Google announced a number of updates to its Messages app on Thursday, including an in-line reply feature for responding to individual messages and the ability to star or set a reminder on a text. Some of the best new features require users to have RCS enabled, which seems to be precisely the point: Google is pushing harder and harder to get carriers and developers to make RCS the standard, even if it means some complicated compatibility issues in the meantime.
RCS is a long-in-the-works standard aimed at replacing SMS as the primary infrastructure for mobile messaging. Since it works over the internet and not carrier bandwidth, it can support a huge number of additional features: encryption, multimedia, more interactive features, and much more. Ultimately, Google’s goal is to move past SMS and onto full RCS as soon as possible, said Sanaz Ahari, who runs Android and business communications for Google. “From a Google perspective, we think every Android user should just have messaging over Wi-Fi,” she said.
Ahari stopped just short of saying Apple is the main reason RCS isn’t yet everywhere. And then she sort of said it: “The reality is, there’s also a lot of conversations that happen across the Android and Apple ecosystem.” SMS had its time, she said, and served its purpose well. But now it’s time for SMS to go away in favor of its replacement. “But it takes the whole ecosystem to move forward.”
Some of the new Messages features aren’t RCS-specific but are instead just Google doing a better job of integrating other tools into the Messages app. Android users will now be able to watch YouTube videos in Messages without needing to leave the app, for instance, and the app will also automatically suggest adding a reminder or calendar event if it detects timely information in a message. If you’re on a recent Pixel device or a Samsung Galaxy S22, Fold 4, or Flip 4, you’ll also be able to get automatic transcriptions of voice messages. Google’s also updating the icons for its Messages, Phone, and Contacts apps to better fit the rest of its app ecosystem.
Google is also continuing to experiment with business messaging and is adding a new inbox to Messages that pulls together all your official text communication. “It is very convenient that a lot of these business chats are initiated from Search and Maps,” Google Messages product manager Jan Jedrzejowicz said in a briefing ahead of the announcement. “And so users just naturally kind of go to Messages to complete that conversation and have that interaction.”
The best new features in Messages require RCS, though. In addition to the reply feature — you can swipe a message to reply to it directly, and it shows up in the chat similar to what you’d see in WhatsApp or iMessage — users with RCS support can also text on in-flight Wi-Fi on United planes, thanks to a partnership between the two companies.

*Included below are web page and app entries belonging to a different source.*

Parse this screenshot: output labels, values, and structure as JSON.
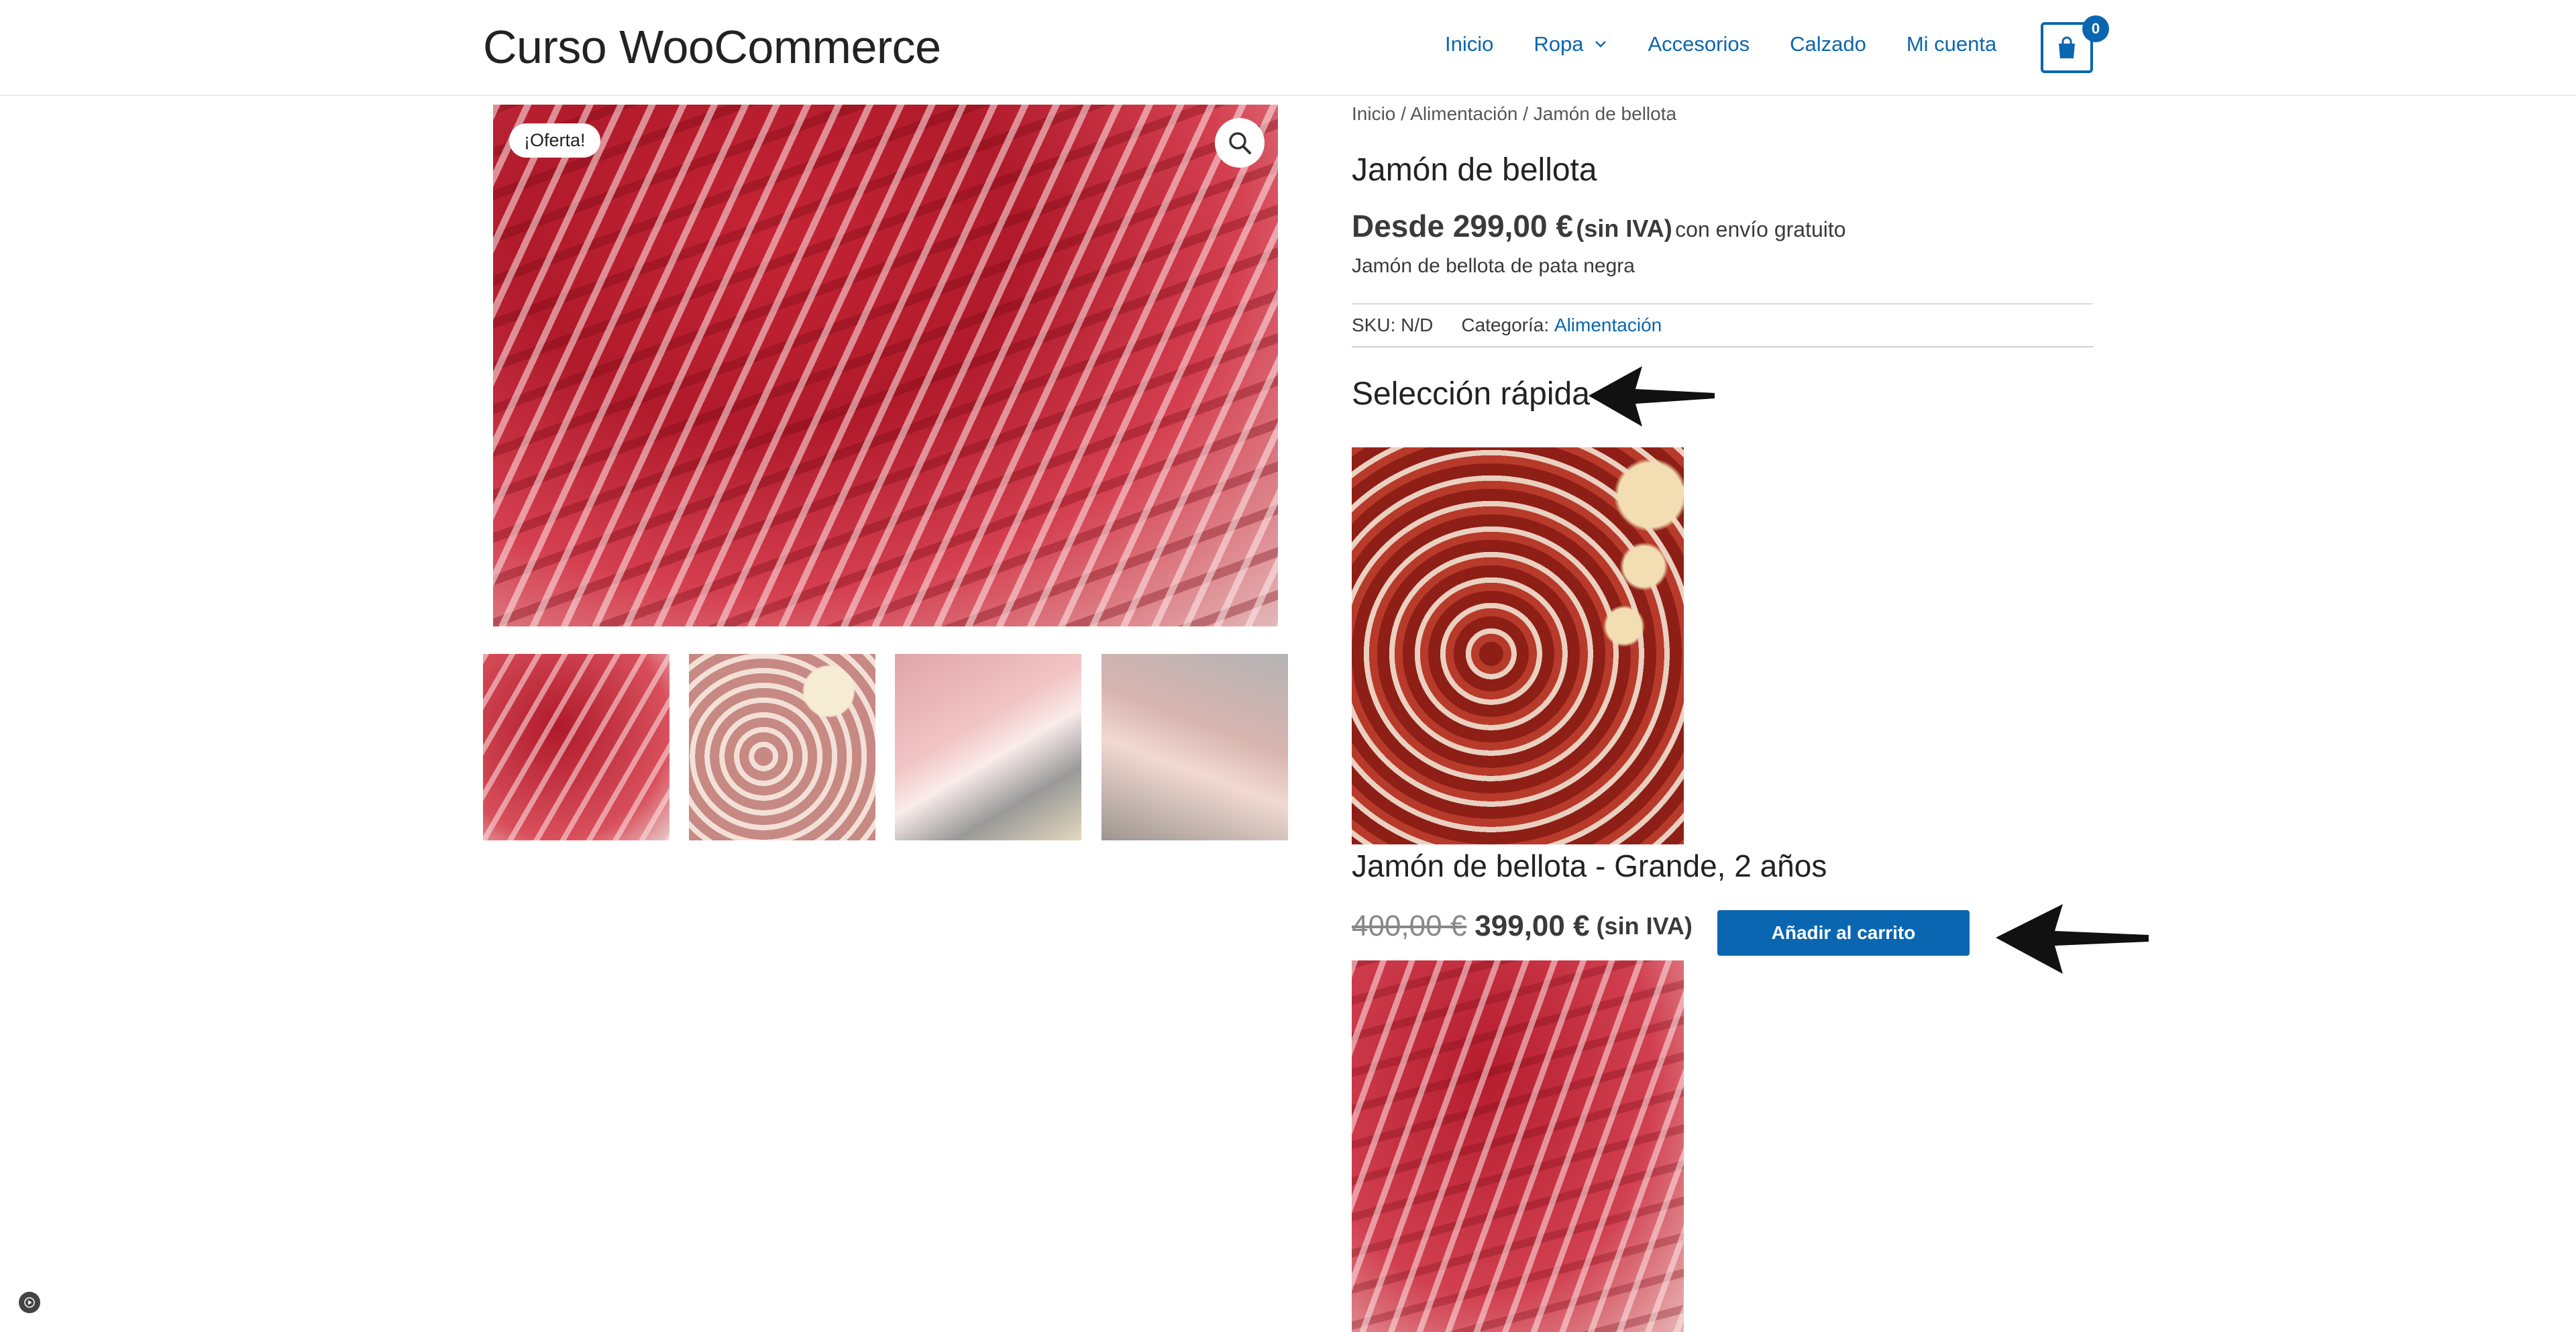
{
  "header": {
    "site_title": "Curso WooCommerce",
    "nav": [
      {
        "label": "Inicio"
      },
      {
        "label": "Ropa",
        "has_dropdown": true
      },
      {
        "label": "Accesorios"
      },
      {
        "label": "Calzado"
      },
      {
        "label": "Mi cuenta"
      }
    ],
    "cart_count": "0"
  },
  "gallery": {
    "sale_badge": "¡Oferta!",
    "thumbnails": [
      "thumbnail-1",
      "thumbnail-2",
      "thumbnail-3",
      "thumbnail-4"
    ]
  },
  "product": {
    "breadcrumb": "Inicio / Alimentación / Jamón de bellota",
    "title": "Jamón de bellota",
    "price_prefix": "Desde 299,00 €",
    "price_tax": "(sin IVA)",
    "price_shipping": "con envío gratuito",
    "short_description": "Jamón de bellota de pata negra",
    "sku_label": "SKU:",
    "sku_value": "N/D",
    "category_label": "Categoría:",
    "category_value": "Alimentación"
  },
  "quick_selection": {
    "title": "Selección rápida",
    "variation": {
      "name": "Jamón de bellota - Grande, 2 años",
      "old_price": "400,00 €",
      "new_price": "399,00 €",
      "tax": "(sin IVA)",
      "add_to_cart_label": "Añadir al carrito"
    }
  },
  "colors": {
    "accent": "#0a66b0",
    "text": "#3a3a3a"
  }
}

For many years, Google tried too hard to play nice with Messages. Caught between its own desires and the needs of carriers and Android partners, Google never really took control of its messaging experience, and so it lagged behind more closed systems like iMessage and WhatsApp, which could launch features quickly. Now, Google is getting much more aggressive about pushing the issue.
For many years, Google tried too hard to play nice with Messages
Google has touted that 500 million people now have RCS access, but the ecosystem is far from complete. RCS is only useful when everyone’s using it, which means it needs to get all carriers — and Apple — on board with the standard.
That’s why Google has been picking loud fights with Apple and trying to get the company to adopt the standard, even as Apple CEO Tim Cook said users simply aren’t asking for RCS. Google’s now out to change that: the Messages app now allows Android users to react to SMS messages with emoji, which will send that horrible “So and so reacted heart-emoji to ‘Sounds great see you there!’” message each and every time. (If everyone in the conversation is on RCS, the emoji just appears on the message like it should.) “And whether iMessage does something to parse that or make that look different,” Jedrzejowicz said, “that’s kind of up to them.”
Apple’s version of this feature eventually forced Google to hack those tapback reactions into Messages; Google’s clearly hoping it can annoy iPhone users enough to persuade Apple to buy into RCS. “We would much prefer that everybody adopts RCS,” Jedrzejowicz said, “which has the capability to support proper reactions, but in the event that’s not possible or hasn’t happened yet, this feels like the next best thing.”
At the same time, Jedrzejowicz preached patience about RCS. When asked about Signal dropping support for SMS on Android because it can’t support encryption, he said that opening up RCS to everyone is “a question of timing and maturity.” Encryption across devices is a particular challenge, he said. RCS is on the right track, but “we don’t believe that we’re yet at a point where the RCS ecosystem is stable and mature enough with all the foundations in place for this to be ready.” He also declined to say when or if Google Voice might get RCS support, except to acknowledge that Google Voice exists and should probably have RCS support.
“At the end of the day,” Ahari said, “communication is a fundamental use case of why we have phones.” Google feels an obligation to support the old ways of communicating, but it also has an increasingly clear view of what’s next, and it’s increasingly willing to pick fights to make it happen. While it spars with Apple in the court of public opinion, it’s also just starting to build out the RCS ecosystem, compatibility issues be damned. Apple can keep up or face the consequences.